Keeping your remodeling customers happy is critical to the positive word-of-mouth that helps build your online reputation. But with emotions running high during the typical remodel, what can you do to ensure it’s a positive experience for your customers? Here are seven best practices to follow.
- Manage expectations. Don’t promise completion of the remodel faster than you can deliver. It’s a good idea to give customers a best-case-scenario timeline and a worst-case-scenario as well. Then, when the job gets completed somewhere in the middle, they’ll be happy.
- Communicate. In a GuildQuality customer satisfaction survey of more than 100,000 homeowners, communication was one of the top three skills that most impact customer satisfaction. Start by communicating an overview of the project and what will happen when. At the end of each workday, explain what will happen tomorrow. If remodeling requires homeowners to be out of the home for a day—or a week—tell them well in advance so they can arrange other accommodations. Also alert homeowners to days when work will be especially noisy or dirty, such as jackhammering a patio, so they can leave if they want.
- Explain your work. Some parts of a remodel—like new kitchen cabinets and countertops—pack a “wow” factor that customers have no problem appreciating. Others, such as copper piping for that same kitchen, don’t have the same impact. If customers can’t see the value of a step in the remodel, they may feel frustrated. As you complete parts of the project, explain it to the homeowner, emphasizing what makes your work stand out, such as the quality of the materials. Explaining each day’s accomplishments also helps you catch problems early on, before the work is completed.
- Be prepared to handle problems. “Problem resolution” is the number-one factor in customer satisfaction, according to the GuildQuality survey. Homeowners look to your team to solve the inevitable crises that arise in any remodel. Plan ahead for possible snafus like bad weather or delays in material shipments, and have options in place to keep the work moving forward. If rain is in the forecast, is there part of the remodel you can work on inside? If a shipment is delayed, do you have an alternative supplier closer to home?
- Keep it clean. Homeowners hate the ongoing mess of construction, so put systems in place to keep the home as clean as possible. Use sheet plastic to separate work areas from other areas of the home; tarps or drop cloths to protect floors and furniture; shoe covers for workers inside the house. Clean up dust, dirt and debris before your workers go home for the day. On particularly dirty jobs, consider hiring a cleaning service.
- Be considerate. Having workers in one’s home can feel very intrusive. Try to make your team as unobtrusive as possible. For instance, if it’s a long project, install a Porta-Potty outside (with the homeowner’s permission, of course) so your team doesn’t have to use the homeowner’s bathroom. If workers gather outside the home before work starts, make sure they keep the noise down. Have workers alert homeowners when they arrive in the morning and when they leave at the end of the day—no one wants to be taken by surprise.
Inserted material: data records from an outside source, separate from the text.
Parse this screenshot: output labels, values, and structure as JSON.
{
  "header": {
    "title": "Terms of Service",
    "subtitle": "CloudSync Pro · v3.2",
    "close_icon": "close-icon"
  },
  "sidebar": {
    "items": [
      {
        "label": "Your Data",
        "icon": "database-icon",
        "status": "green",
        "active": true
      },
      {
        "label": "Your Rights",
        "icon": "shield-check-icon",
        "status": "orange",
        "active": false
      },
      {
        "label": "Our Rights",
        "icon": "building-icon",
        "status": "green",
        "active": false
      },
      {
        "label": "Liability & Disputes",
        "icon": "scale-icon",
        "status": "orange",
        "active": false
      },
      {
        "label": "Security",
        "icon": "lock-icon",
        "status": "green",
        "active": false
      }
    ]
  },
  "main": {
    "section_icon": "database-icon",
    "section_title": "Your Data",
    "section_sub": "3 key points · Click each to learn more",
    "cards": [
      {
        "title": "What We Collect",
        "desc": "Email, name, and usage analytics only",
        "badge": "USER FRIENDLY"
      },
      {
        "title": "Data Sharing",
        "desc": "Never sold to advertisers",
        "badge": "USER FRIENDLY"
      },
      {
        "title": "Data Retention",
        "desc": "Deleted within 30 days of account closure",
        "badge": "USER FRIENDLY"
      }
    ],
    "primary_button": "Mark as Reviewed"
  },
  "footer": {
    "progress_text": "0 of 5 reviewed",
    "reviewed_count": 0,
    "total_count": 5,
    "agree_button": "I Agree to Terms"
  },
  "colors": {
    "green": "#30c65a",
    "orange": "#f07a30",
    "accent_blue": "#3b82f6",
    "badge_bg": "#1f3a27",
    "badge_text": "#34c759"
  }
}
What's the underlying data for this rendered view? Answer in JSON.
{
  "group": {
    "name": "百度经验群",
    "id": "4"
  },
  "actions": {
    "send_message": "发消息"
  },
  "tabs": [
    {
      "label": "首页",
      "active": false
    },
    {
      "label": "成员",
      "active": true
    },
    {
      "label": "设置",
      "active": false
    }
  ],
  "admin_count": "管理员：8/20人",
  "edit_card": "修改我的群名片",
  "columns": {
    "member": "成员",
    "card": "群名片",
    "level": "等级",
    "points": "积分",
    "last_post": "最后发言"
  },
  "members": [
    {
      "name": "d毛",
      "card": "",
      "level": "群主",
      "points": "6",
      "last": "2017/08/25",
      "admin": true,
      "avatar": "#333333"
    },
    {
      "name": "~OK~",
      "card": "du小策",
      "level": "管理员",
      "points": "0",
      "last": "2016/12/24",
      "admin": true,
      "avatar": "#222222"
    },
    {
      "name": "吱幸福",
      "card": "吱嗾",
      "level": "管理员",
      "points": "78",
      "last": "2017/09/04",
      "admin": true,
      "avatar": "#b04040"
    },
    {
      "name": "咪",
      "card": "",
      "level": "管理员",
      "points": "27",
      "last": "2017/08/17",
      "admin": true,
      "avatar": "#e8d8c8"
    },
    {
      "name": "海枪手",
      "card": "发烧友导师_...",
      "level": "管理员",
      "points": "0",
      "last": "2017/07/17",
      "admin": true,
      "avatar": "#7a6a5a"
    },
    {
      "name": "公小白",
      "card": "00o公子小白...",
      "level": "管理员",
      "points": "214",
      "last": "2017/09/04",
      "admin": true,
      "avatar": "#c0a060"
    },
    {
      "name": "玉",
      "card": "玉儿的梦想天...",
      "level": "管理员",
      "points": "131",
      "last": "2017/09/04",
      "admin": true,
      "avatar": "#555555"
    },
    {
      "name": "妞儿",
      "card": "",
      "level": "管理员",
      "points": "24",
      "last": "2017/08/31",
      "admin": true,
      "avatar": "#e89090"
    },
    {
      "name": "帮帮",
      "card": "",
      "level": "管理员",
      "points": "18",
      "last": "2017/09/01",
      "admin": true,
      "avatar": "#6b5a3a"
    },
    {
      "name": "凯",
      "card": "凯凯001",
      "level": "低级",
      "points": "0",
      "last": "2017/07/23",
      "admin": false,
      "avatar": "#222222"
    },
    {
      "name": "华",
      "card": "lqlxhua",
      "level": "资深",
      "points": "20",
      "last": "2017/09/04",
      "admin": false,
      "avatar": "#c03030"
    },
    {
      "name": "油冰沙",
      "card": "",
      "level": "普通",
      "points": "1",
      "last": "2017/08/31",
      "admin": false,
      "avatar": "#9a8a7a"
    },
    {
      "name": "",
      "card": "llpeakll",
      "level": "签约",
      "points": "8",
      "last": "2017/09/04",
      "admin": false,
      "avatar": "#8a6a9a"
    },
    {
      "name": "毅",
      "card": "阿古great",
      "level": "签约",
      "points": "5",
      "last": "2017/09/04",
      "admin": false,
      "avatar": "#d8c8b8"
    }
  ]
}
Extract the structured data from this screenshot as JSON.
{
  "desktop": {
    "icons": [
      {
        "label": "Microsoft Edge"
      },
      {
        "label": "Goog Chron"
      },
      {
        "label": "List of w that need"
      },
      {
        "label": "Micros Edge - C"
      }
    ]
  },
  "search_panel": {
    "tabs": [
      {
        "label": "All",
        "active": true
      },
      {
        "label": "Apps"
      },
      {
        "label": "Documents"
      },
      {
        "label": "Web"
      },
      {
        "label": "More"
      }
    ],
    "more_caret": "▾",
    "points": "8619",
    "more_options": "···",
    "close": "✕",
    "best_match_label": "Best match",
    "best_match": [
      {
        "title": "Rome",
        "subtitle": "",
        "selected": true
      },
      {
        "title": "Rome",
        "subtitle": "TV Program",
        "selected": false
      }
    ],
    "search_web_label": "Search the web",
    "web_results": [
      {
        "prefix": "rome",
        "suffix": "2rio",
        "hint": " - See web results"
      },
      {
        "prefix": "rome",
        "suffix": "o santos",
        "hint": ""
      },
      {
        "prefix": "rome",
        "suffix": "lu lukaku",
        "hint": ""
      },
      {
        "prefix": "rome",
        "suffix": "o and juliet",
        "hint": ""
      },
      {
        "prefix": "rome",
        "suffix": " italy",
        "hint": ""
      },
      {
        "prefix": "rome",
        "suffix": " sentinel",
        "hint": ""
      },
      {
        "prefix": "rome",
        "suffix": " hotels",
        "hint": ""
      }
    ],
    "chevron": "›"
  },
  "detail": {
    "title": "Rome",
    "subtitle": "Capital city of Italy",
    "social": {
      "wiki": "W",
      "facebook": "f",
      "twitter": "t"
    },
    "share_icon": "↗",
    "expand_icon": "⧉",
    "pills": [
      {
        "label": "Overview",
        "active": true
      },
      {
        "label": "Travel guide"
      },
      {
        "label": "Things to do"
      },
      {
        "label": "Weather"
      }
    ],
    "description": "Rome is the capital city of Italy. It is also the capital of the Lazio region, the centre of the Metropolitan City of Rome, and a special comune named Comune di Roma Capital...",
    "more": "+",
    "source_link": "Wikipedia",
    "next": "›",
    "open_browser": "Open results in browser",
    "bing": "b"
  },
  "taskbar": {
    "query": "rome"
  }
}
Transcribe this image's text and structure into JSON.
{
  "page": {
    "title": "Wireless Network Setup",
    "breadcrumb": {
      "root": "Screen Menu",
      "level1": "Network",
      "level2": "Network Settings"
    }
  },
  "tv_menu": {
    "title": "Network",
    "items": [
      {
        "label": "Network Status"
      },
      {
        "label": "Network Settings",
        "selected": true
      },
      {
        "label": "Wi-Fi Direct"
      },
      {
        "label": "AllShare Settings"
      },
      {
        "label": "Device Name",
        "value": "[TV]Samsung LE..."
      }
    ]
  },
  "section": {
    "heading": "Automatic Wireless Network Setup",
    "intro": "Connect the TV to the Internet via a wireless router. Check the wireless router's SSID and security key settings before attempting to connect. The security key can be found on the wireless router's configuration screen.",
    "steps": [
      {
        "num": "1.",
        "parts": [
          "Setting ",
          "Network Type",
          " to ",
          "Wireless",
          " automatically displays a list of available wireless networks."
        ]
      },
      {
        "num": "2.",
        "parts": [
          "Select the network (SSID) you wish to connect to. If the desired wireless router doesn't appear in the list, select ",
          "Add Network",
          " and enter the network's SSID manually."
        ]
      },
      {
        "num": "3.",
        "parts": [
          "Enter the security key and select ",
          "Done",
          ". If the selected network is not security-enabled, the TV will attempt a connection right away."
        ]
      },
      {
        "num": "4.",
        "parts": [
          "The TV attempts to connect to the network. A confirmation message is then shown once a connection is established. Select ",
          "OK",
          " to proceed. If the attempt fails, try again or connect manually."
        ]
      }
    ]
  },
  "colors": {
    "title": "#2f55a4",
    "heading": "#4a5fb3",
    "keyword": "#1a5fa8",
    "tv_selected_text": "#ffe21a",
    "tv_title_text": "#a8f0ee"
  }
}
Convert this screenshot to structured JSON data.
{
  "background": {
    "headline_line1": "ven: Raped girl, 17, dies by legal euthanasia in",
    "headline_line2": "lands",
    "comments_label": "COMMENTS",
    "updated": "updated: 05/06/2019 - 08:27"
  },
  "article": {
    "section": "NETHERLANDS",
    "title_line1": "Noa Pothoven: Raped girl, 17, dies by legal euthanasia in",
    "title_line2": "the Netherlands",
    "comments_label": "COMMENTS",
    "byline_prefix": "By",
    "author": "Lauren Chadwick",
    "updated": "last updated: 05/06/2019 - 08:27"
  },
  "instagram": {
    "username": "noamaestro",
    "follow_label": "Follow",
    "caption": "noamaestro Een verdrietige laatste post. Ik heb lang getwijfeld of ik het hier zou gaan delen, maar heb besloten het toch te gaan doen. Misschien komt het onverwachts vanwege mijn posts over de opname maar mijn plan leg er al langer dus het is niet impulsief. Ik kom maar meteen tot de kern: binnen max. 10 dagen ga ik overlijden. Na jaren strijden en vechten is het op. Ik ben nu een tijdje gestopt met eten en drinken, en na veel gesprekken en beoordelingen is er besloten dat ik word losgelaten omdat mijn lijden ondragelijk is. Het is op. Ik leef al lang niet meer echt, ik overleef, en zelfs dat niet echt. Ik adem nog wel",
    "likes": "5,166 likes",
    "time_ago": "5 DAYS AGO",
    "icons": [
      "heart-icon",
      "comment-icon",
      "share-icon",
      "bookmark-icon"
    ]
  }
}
- Learn to listen. Homeowners typically aren’t experts at communicating what they want or expect from a remodel. You’ll need to practice active listening to hear what their real concerns and desires are. If you aren’t sure, ask further questions and rephrase what the customer is saying to make sure you understand. Taking the time to understand their needs not only makes customers happy, but also reduces errors.
Once you know your customers are satisfied, encourage them to review your remodeling business online and share photos of your work on social media. Last, but not least, ask if you can take photos of the finished work to promote on your website and your social media accounts. Happy customers help you get more happy customers!
Photo Credit: David Sacks/Photodisc/Thinkstock